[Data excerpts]
──────

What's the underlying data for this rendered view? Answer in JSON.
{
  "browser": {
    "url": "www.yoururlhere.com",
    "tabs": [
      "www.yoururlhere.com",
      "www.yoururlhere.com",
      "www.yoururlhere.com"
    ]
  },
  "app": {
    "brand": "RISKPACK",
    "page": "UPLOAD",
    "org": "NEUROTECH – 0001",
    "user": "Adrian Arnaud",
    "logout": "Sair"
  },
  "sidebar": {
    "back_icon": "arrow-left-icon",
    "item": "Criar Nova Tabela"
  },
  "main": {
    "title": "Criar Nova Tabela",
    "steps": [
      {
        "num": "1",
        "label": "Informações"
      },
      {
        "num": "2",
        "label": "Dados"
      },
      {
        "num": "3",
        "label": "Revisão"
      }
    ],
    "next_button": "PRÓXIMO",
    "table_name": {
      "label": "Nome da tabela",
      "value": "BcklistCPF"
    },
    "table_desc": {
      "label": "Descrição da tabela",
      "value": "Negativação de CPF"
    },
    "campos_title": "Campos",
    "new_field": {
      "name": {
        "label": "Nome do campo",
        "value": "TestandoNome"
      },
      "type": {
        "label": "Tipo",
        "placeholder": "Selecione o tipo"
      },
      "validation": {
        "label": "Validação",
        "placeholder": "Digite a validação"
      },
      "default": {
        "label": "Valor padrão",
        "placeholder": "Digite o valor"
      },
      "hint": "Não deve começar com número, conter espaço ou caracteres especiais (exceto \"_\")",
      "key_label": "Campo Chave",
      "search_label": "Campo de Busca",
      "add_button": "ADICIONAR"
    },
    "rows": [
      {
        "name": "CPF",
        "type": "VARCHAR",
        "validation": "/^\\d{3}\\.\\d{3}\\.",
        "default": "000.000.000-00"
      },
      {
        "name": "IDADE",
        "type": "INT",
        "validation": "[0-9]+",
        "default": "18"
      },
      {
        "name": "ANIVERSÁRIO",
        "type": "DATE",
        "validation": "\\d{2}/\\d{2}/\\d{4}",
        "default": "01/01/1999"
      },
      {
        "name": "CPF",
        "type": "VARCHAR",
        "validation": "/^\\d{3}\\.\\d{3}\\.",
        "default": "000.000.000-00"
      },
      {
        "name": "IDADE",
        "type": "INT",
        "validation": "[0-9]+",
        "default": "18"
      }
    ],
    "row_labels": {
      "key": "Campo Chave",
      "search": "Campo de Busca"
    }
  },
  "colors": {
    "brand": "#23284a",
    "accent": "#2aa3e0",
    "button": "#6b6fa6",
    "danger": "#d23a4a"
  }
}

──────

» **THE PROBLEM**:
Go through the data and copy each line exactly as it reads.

» **RESPONSE TO THIS TASK**:
What's the underlying data for this rendered view? Answer in JSON.
{
  "browser": {
    "url": "www.yoururlhere.com",
    "tabs": [
      "www.yoururlhere.com",
      "www.yoururlhere.com",
      "www.yoururlhere.com"
    ]
  },
  "app": {
    "brand": "RISKPACK",
    "page": "UPLOAD",
    "org": "NEUROTECH – 0001",
    "user": "Adrian Arnaud",
    "logout": "Sair"
  },
  "sidebar": {
    "back_icon": "arrow-left-icon",
    "item": "Criar Nova Tabela"
  },
  "main": {
    "title": "Criar Nova Tabela",
    "steps": [
      {
        "num": "1",
        "label": "Informações"
      },
      {
        "num": "2",
        "label": "Dados"
      },
      {
        "num": "3",
        "label": "Revisão"
      }
    ],
    "next_button": "PRÓXIMO",
    "table_name": {
      "label": "Nome da tabela",
      "value": "BcklistCPF"
    },
    "table_desc": {
      "label": "Descrição da tabela",
      "value": "Negativação de CPF"
    },
    "campos_title": "Campos",
    "new_field": {
      "name": {
        "label": "Nome do campo",
        "value": "TestandoNome"
      },
      "type": {
        "label": "Tipo",
        "placeholder": "Selecione o tipo"
      },
      "validation": {
        "label": "Validação",
        "placeholder": "Digite a validação"
      },
      "default": {
        "label": "Valor padrão",
        "placeholder": "Digite o valor"
      },
      "hint": "Não deve começar com número, conter espaço ou caracteres especiais (exceto \"_\")",
      "key_label": "Campo Chave",
      "search_label": "Campo de Busca",
      "add_button": "ADICIONAR"
    },
    "rows": [
      {
        "name": "CPF",
        "type": "VARCHAR",
        "validation": "/^\\d{3}\\.\\d{3}\\.",
        "default": "000.000.000-00"
      },
      {
        "name": "IDADE",
        "type": "INT",
        "validation": "[0-9]+",
        "default": "18"
      },
      {
        "name": "ANIVERSÁRIO",
        "type": "DATE",
        "validation": "\\d{2}/\\d{2}/\\d{4}",
        "default": "01/01/1999"
      },
      {
        "name": "CPF",
        "type": "VARCHAR",
        "validation": "/^\\d{3}\\.\\d{3}\\.",
        "default": "000.000.000-00"
      },
      {
        "name": "IDADE",
        "type": "INT",
        "validation": "[0-9]+",
        "default": "18"
      }
    ],
    "row_labels": {
      "key": "Campo Chave",
      "search": "Campo de Busca"
    }
  },
  "colors": {
    "brand": "#23284a",
    "accent": "#2aa3e0",
    "button": "#6b6fa6",
    "danger": "#d23a4a"
  }
}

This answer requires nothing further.